I was honoured to be one of the first journalists invited to see the permanent exhibition when it was installed at the Museum of Liverpool.

And your flashback to Stephenson's Rocket made me want to search out my interview with Michael Portillo in the first episode of his long-running BBC documentary series Great British Railway Journeys, which is still being shown on the Yesterday channel on what you might call a "loop."

Former MP Michael and I chatted about our mutual love of trains and he asked me about Edge Hill Station.

We also reminisced about statesman William Huskisson - the first railway fatality.

The tragedy occurred during the opening of the Liverpool and Manchester Railway on September 15, 1830.

At a water stop this politician, like some other dignitaries, did not heed the advice of guards for all passengers to stay on the trains.

Huskisson alighted to shake the hand of the Duke of Wellington in another carriage.

Tragically, he was distracted and fell on an adjacent track and was killed by the approaching Rocket.

But I too (like you) digress.

I would like to thank the readers who wrote in to our website who also are not convinced that driver-only trains are the way forward.

Maybe we should have a referendum as public opinion seems to be divided.

I put it all down to a points failure.

Yours sincerely.


TALKING of history lessons, one group of people who could not afford rail travel were the Jarrow Marchers of 80 years ago.

The North East unemployed who marched to London to protest at the lack of work is now the subject of a very readable book by Stuart Maconie.

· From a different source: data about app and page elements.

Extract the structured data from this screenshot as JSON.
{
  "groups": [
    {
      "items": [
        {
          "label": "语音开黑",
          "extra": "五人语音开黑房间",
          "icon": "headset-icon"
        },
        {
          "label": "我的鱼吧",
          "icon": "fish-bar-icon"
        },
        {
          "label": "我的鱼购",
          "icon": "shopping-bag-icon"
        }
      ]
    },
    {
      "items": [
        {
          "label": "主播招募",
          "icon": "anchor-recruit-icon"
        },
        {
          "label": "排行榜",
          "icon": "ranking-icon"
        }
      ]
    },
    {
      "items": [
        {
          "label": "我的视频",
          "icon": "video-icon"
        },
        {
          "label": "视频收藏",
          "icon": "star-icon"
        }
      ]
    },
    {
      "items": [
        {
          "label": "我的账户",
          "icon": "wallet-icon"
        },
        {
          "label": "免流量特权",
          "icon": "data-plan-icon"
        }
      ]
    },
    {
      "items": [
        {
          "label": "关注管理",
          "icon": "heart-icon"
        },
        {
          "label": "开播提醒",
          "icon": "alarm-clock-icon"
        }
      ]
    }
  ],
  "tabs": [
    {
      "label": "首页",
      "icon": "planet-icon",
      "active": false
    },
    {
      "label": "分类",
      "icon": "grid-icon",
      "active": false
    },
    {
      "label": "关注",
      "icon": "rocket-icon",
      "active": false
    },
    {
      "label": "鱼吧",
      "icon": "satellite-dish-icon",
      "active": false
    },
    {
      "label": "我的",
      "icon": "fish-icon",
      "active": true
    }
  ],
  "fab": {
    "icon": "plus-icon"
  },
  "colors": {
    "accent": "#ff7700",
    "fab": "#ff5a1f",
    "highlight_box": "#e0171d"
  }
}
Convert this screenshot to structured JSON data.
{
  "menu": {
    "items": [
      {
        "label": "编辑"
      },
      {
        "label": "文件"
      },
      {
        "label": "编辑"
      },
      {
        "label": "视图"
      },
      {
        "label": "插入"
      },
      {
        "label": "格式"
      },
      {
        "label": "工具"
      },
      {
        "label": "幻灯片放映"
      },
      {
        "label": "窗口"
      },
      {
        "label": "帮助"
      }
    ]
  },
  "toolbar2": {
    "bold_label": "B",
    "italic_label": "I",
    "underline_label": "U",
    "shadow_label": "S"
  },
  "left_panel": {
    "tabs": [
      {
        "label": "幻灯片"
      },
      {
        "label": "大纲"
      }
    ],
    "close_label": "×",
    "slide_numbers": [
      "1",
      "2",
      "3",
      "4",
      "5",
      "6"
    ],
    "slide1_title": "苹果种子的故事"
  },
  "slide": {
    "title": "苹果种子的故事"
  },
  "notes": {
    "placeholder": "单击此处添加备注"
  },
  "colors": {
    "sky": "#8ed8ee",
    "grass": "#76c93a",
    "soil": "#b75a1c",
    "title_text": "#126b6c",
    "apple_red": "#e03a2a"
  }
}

Whiston-born author of the brilliantly titled Pies and Prejudice is Britain's answer to Bill Bryson.

Next Wednesday he will be at Liverpool's Philharmonic music room to read from his new book Long Road From Jarrow in which he actually physically traced the footstep of the Jarrow lads.

Go and see the pun-loving man I call Him Up North.

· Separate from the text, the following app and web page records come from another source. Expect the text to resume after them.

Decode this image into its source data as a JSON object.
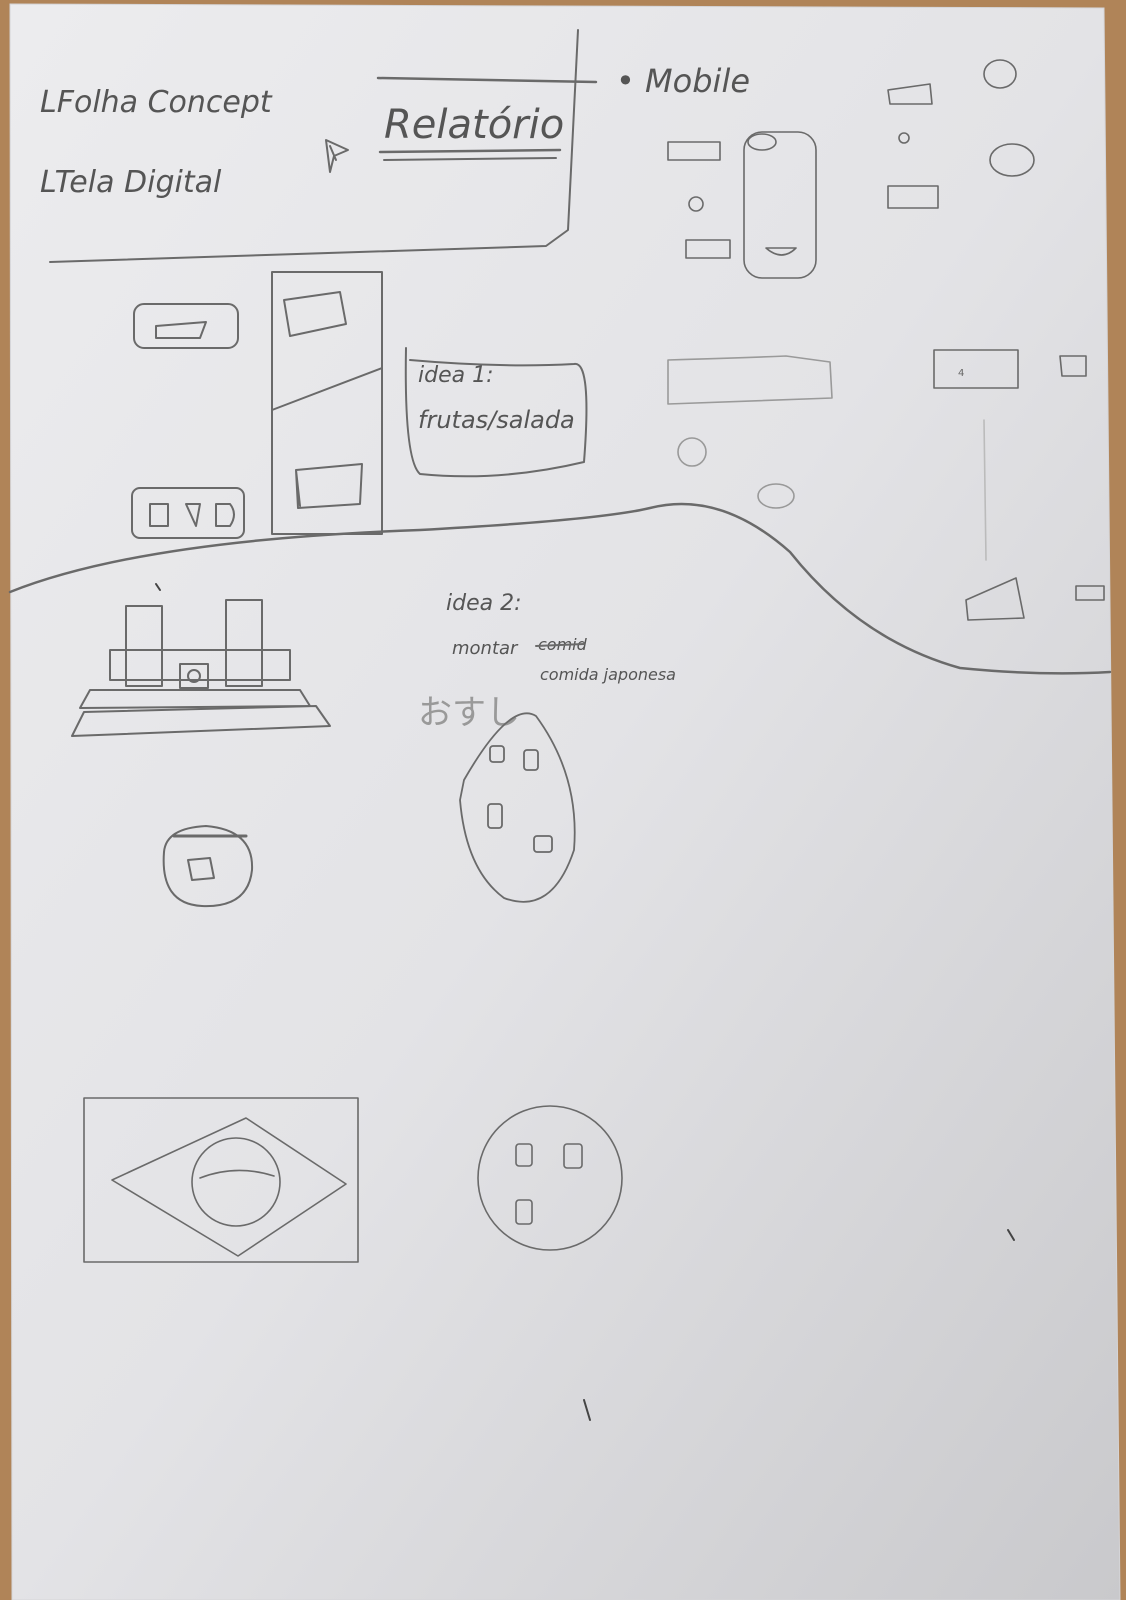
{
  "header": {
    "line1": "LFolha Concept",
    "line2": "LTela Digital",
    "title": "Relatório",
    "mobile_label": "• Mobile"
  },
  "ideas": {
    "idea1_title": "idea 1:",
    "idea1_text": "frutas/salada",
    "idea2_title": "idea 2:",
    "idea2_text_a": "montar",
    "idea2_struck": "comid",
    "idea2_text_b": "comida japonesa",
    "idea2_japanese": "おすし"
  },
  "mobile_small_text": {
    "box_label": "4"
  }
}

FROM one Macca to another.

Sir Paul McCartney's LIPA - Liverpool Institute for Performing Arts - will have its graduation ceremony this Friday.

And along with third-year students getting their caps and gowns so will the "Companions" - LIPA's equivalent of honorary degree for those who excel in their fields.

Chris Difford of Squeeze and American superstar Woody Harrelson are just two people being honoured for giving Masterclasses – LIPA service, indeed.

Paul once told me he would aim to be at every graduation ceremony and he has been as good as his words.

And we all know how good they are.


WIRRAL is making other local authorities in the North West green with envy.

We have 25 Green Flags.

This is a real triumph for the borough from the Keep Britain Tidy campaign.

Can I suggest to the aptly-named cabinet member for the environment, Cllr Phillip Brightmore, that we now have an annual "Wirral Green Flag Day."

It would be a real tourist attraction showing off this green and pleasant side of the Mersey.


GOOD riddance Love Island.

Like Channel 4's grotesque Naked Ambition we are in an age where non-entities are becoming celebrities for doing very little.

I am now distraught to hear that BBC TV commissioning editors are revamping The Generation Game with ex-Bake Off's Mel and Sue doing the job once done by Bruce Forsyth and Larry Grayson.

TV is calling out for fresh new ideas not regurgitated concepts on the conveyor belt of light-entertainment dross.

Peter Grant